Ohm’s Law (coulomb, Ampere, volt, resistance, current)

Ohm’s Law (coulomb, Ampere, volt, resistance, current)


  • A coulomb is a quantity measurement of electrons created by Charles-Augustin de Coulumb. One coulomb contains 6.25 x 10(18) electrons.
  • One coulomb contains 6,250,000,000,000,000,000 electrons. (Imagine a bunch of billion electrons put together)
  • Thus, it takes 6.25 x 10(18) electrons to make one coulomb.
  • Again, the coulomb itself is only a quantity measurement of electrons (or electricity).
You see that electron ?, it takes 6.25 x 10 (18) electrons to be called one coulomb.


  • Ampere, or amp is a quantity measurement of coulombs (or electricity) combined with a time measurement (by second).
  • If a coulomb is only a quantity measurement, then a amp is a quantity measurement of electricity plus time measurement
  • Thus, one amp equals one coulomb per second. In another word, one amp of current flows through a conductor when one coulomb flows past a certain point on by on one second.  (1 amp = 1 coulomb / 1 sec )
  • If one coulomb were to flow past a point in a half second, there would be 2 amperes of current flow. (2 amps = 1 coulomb / (1/2 sec))
  • If one coulomb were to flow past a point in two seconds there would be a half amp of flow. (0.5 amp = 1 coulomb / 2 sec)
  • Current (or amount of electricity) is measured and expressed in amps.

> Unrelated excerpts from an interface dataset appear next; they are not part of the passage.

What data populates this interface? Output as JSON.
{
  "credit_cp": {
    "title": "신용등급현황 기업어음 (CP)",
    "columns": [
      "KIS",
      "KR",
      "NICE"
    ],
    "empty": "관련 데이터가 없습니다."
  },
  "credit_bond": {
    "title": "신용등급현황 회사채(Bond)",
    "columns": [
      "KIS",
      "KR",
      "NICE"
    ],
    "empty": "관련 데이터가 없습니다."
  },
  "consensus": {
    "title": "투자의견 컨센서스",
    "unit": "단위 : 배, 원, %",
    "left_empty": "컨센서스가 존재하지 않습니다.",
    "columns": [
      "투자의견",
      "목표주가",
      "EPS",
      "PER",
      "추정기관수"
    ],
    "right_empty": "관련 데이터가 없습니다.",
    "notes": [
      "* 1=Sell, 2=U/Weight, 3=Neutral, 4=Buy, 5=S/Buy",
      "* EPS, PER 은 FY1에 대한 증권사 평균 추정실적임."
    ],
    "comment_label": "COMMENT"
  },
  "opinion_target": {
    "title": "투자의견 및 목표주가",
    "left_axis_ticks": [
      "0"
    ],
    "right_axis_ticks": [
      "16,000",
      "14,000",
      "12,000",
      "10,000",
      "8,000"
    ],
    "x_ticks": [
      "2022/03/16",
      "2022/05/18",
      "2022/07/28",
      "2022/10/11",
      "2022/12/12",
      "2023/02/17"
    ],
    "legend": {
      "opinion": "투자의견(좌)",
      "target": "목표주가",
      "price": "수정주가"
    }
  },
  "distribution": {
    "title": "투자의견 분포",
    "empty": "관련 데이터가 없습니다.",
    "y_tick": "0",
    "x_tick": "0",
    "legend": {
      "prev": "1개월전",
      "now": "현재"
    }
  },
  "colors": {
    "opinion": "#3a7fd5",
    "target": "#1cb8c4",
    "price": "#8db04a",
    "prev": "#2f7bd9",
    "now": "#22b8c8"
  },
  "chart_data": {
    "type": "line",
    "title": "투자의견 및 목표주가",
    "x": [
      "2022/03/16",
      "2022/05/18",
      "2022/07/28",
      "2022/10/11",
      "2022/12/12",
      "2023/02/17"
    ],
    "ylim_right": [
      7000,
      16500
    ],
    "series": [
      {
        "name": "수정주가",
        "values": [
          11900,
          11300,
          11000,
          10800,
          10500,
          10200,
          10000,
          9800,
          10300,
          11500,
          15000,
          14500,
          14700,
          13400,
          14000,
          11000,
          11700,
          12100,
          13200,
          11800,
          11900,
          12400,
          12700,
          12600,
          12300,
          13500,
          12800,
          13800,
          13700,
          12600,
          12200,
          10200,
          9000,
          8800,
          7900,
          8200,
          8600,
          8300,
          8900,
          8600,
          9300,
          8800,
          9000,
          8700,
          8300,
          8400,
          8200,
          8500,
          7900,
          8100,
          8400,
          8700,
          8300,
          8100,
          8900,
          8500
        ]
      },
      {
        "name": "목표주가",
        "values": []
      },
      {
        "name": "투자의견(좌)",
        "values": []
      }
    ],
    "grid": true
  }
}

  • Voltage (or electromotive force, in short EMF) is the force that pushes electrons through wires and circuits.
  • Just like water being pushed through a hose, in a circuit or wire, it is the voltage (often referred to as electrical force) that pushes current (or billions of electrons).
  • If you are still confused about the clear difference between the volt, current and resistance, then read up on my explanation of the three measurements because understanding basic electricity is crucial in HVAC fields.


  • Ohm refers to resistance. Resistance is an electrical force that works against voltage.
  • Therefore, in order for current to pass through a wire or circuit, the voltage (electrical pressure that pushes electrons) must be greater than the force of resistance.
  • Resistance, however is a necessary electrical force in any electrical system. Low resistance or no resistance in a wire or circuit will allow an excessive amount of electrons to flow and cause a  short circuit.
  • If you compare resistance (ohms) to a water system, it would be some thing like a reducer to control the water.
  • In an electrical system, it is the resistor that controls the flow of electrons.
  • Resistance is one one of the current-limiting forces in a wire or circuit. There are other current-limiting sources such as Inductive reactance and captacitve reactance.
  • All of these current-limiting qualities including resistance refer to impedance.
  • Impedance is the quantity generally used to describe the current -limiting force in an alternating current circuit.


  • Wattage (or power) is a measure of the amount of power that is being used in the circuit. It is proportional to the amount of voltage and the amount of current flow.
  • A watt equals a joule per second.
  • It is proportional to the amount of voltage and the amount of current flow. (W = V * A)
  • Wattage (or power) is expressed as “W”


Ohm’s law

  • Ohm’s law discovered by Germany scientist “George S. Ohm” is a law that states all electrical quantities are proportional to each other and can therefore be expressed as mathematical formulas.
  • A more detailed version of Ohm’s law states that “at a constant temperature, the electrical current flowing through a fixed linear resistance is directly proportional to the voltage applied across it, and also inversely proportional to the resistance”.
  • In its simplest form, it states that it takes 1 volt to push 1 amp through 1 ohm.

Metric Prefixes

  • In the electrical field, the engineering notation is used in stead of the standard metric prefixes.
  • Engineering notation is in the steps of one thousand instead of ten.


About Hvac Master 32 Articles
All about Heating Ventilation Air Conditioning, property management, and etc